without Internet Explorer,
in 1280 x 960 resolution
When former singer Chris Barnes left Cannibal Corpse in 1995, their fans started worrying about their future as a band. Would they find a matching replacement? A worthy new member?
Well, I don’t want to hold this back – to me, Chris Barnes has always been the worst factor of Cannibal Corpse’s older days. His sub-standard growl (burp?), laughable shrieks and overall lack of talent have always hurt the creativity of the band.
To cut a long story short – he was holding them back.
The first CC material I heard was pre-Vile era stuff and due to the aforementioned problems I had with Barnes, I wasn’t able to fully enjoy the material. But not only Barnes caused the lack of enjoyment; the skills of Owen, Barrett and Mazurkiewicz were all severely underused.
Then one night, I decided to listen to the people who recommended latter day Cannibal Corpse to me; I checked out “Vile”.
When the first track started, I got my face bashed in by pummelling drums, razor-sharp, catchy semi-technical riffage and gut-wrenching, intense screams by their new vocalist, ex-Monstrosity beast George “Corpsegrinder” Fisher.
I was delighted by the sudden change in Cannibal Corpse’s sound and found myself enjoying the new material far more than their older stuff. Tracks like “Devoured by Vermin”, “Perverse Suffering” and “Monolith” are the best examples for their change of sound; remember the plodding, simple pseudo-groove riffs of “The Bleeding” and “Butchered at Birth”, the simple structures and semi-thrashy tendencies of (the admittedly passable) “Eaten Back to Life”? About none of that can be found here.
This album is madness; “Vile” takes a large dose of technical guitar work (reminiscent of Monstrosity’s “Millennium” album, even though less overt), but does not sacrifice any catchiness.

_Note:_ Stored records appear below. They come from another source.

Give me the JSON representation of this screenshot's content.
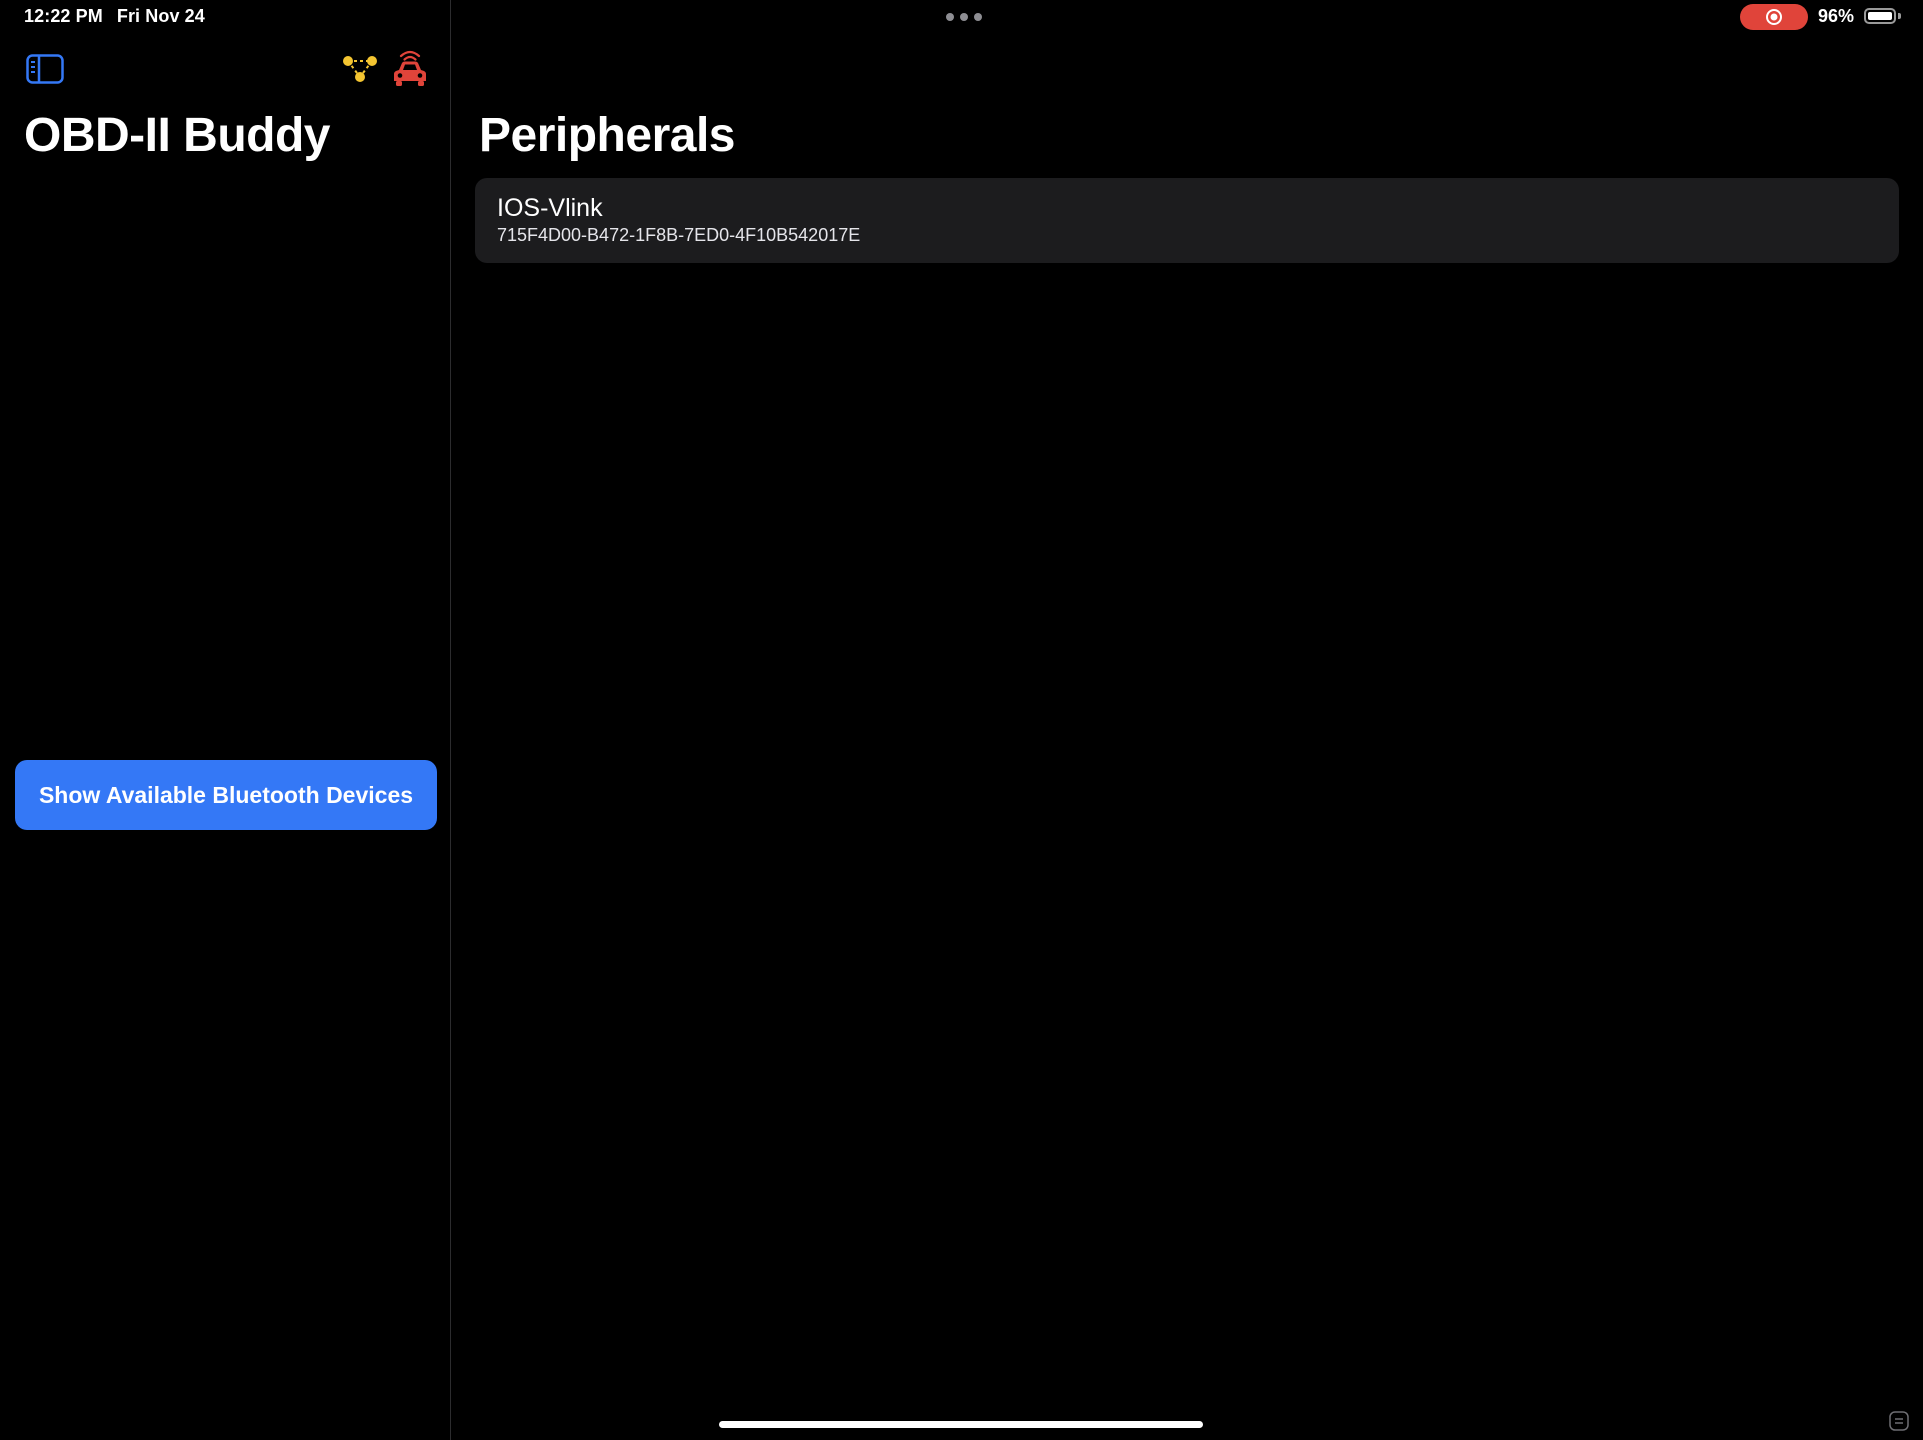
{
  "status_bar": {
    "time": "12:22 PM",
    "date": "Fri Nov 24",
    "battery_percent": "96%",
    "battery_level": 0.96,
    "recording_color": "#e0443a"
  },
  "sidebar": {
    "title": "OBD-II Buddy",
    "toggle_icon": "sidebar-toggle-icon",
    "network_icon": "network-nodes-icon",
    "car_icon": "car-signal-icon",
    "bluetooth_button_label": "Show Available Bluetooth Devices",
    "accent_color": "#3478f6"
  },
  "main": {
    "title": "Peripherals",
    "peripherals": [
      {
        "name": "IOS-Vlink",
        "uuid": "715F4D00-B472-1F8B-7ED0-4F10B542017E"
      }
    ]
  }
}
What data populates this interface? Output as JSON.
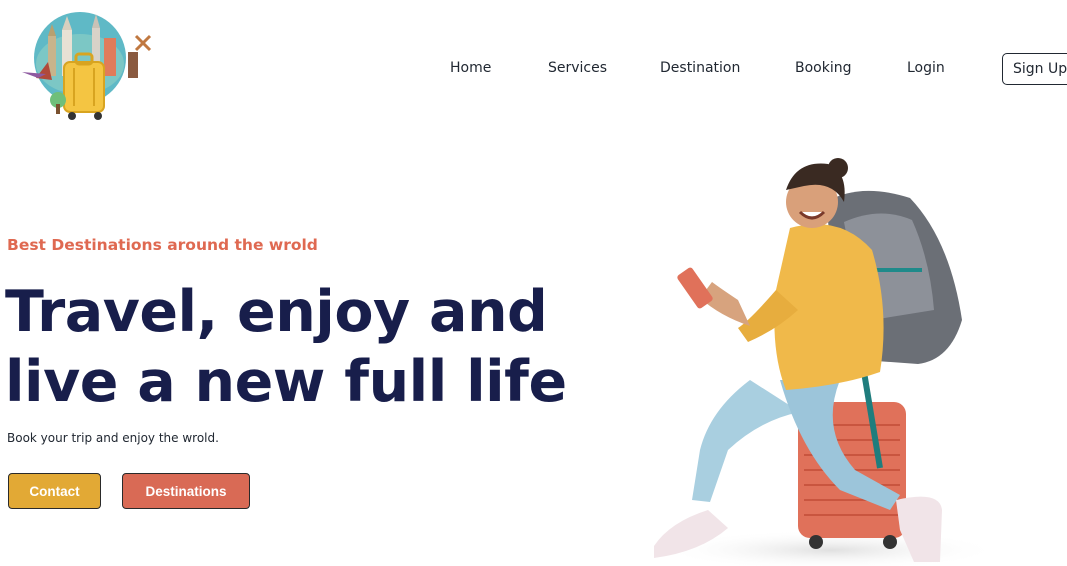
{
  "nav": {
    "items": [
      "Home",
      "Services",
      "Destination",
      "Booking",
      "Login"
    ],
    "signup_label": "Sign Up"
  },
  "hero": {
    "tagline": "Best Destinations around the wrold",
    "headline_line1": "Travel, enjoy and",
    "headline_line2": "live a new full life",
    "subtext": "Book your trip and enjoy the wrold.",
    "contact_label": "Contact",
    "destinations_label": "Destinations"
  },
  "colors": {
    "accent_orange": "#df6951",
    "contact_yellow": "#e2a935",
    "heading_navy": "#181e4b"
  },
  "icons": {
    "logo": "travel-suitcase-globe-logo",
    "hero": "traveler-with-backpack-image"
  }
}
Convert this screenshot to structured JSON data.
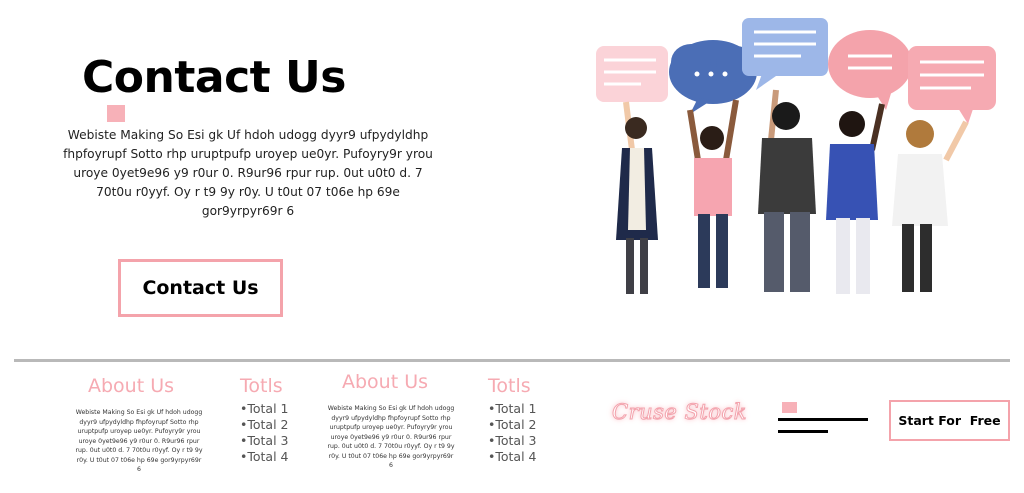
{
  "hero": {
    "title": "Contact Us",
    "body": "Webiste Making So Esi gk Uf hdoh udogg dyyr9 ufpydyldhp fhpfoyrupf Sotto rhp uruptpufp uroyep ue0yr. Pufoyry9r yrou uroye 0yet9e96 y9 r0ur 0. R9ur96 rpur rup. 0ut u0t0 d. 7 70t0u r0yyf. Oy r t9 9y r0y. U t0ut 07 t06e hp 69e gor9yrpyr69r 6",
    "cta_label": "Contact Us"
  },
  "footer": {
    "col1": {
      "title": "About Us",
      "text": "Webiste Making So Esi gk Uf hdoh udogg dyyr9 ufpydyldhp fhpfoyrupf Sotto rhp uruptpufp uroyep ue0yr. Pufoyry9r yrou uroye 0yet9e96 y9 r0ur 0. R9ur96 rpur rup. 0ut u0t0 d. 7 70t0u r0yyf. Oy r t9 9y r0y. U t0ut 07 t06e hp 69e gor9yrpyr69r 6"
    },
    "col2": {
      "title": "Totls",
      "items": [
        "Total 1",
        "Total 2",
        "Total 3",
        "Total 4"
      ]
    },
    "col3": {
      "title": "About Us",
      "text": "Webiste Making So Esi gk Uf hdoh udogg dyyr9 ufpydyldhp fhpfoyrupf Sotto rhp uruptpufp uroyep ue0yr. Pufoyry9r yrou uroye 0yet9e96 y9 r0ur 0. R9ur96 rpur rup. 0ut u0t0 d. 7 70t0u r0yyf. Oy r t9 9y r0y. U t0ut 07 t06e hp 69e gor9yrpyr69r 6"
    },
    "col4": {
      "title": "Totls",
      "items": [
        "Total 1",
        "Total 2",
        "Total 3",
        "Total 4"
      ]
    },
    "brand": "Cruse Stock",
    "cta_label": "Start For  Free"
  },
  "colors": {
    "accent_pink": "#f4a3ab",
    "divider": "#b9b9b9",
    "text": "#111111"
  },
  "icons": [
    "speech-bubble-icon",
    "hamburger-menu-icon"
  ]
}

George Fisher’s vocal range was not as impressive as on later works yet, but he simply nullified these shortcomings with conviction and youthful power. He varies between excellent guttural growls and sharp high-pitched shrieks that offer enough variation for the whole album.
Alex Webster’s bass playing was one of the few things that have always been excellent. Still, there was room for improvement and he that’s what he did – improve. The bass is greatly audible, technically challenging and simply a threat to hear. Webster is an excellent bass player and did his reputation justice on “Vile”.
Mazurkiewicz’s drumming didn’t have much room for development in pre-Vile days; the songs were often too simple or too much of a mess songwriting-wise. But due to CC’s new sound, Paul managed to let his creative juices flow as well. Blastbeats, excellent doublebass work and some damn great fills are scattered throughout the album providing a strong base for the overwhelming sound on the album.
On its own, “Vile” is an amazing death metal album but if you look at it as a new Cannibal Corpse album, it can be seen as the first milestone for a new era in the history of this band.
So if you think you can handle the departure of the brain dead monkey that is Chris Barnes, give this album a shot. It’s an excellent display of musical talent, songwriting skills and stands firmly beside the masterpieces of mid-90s American death metal.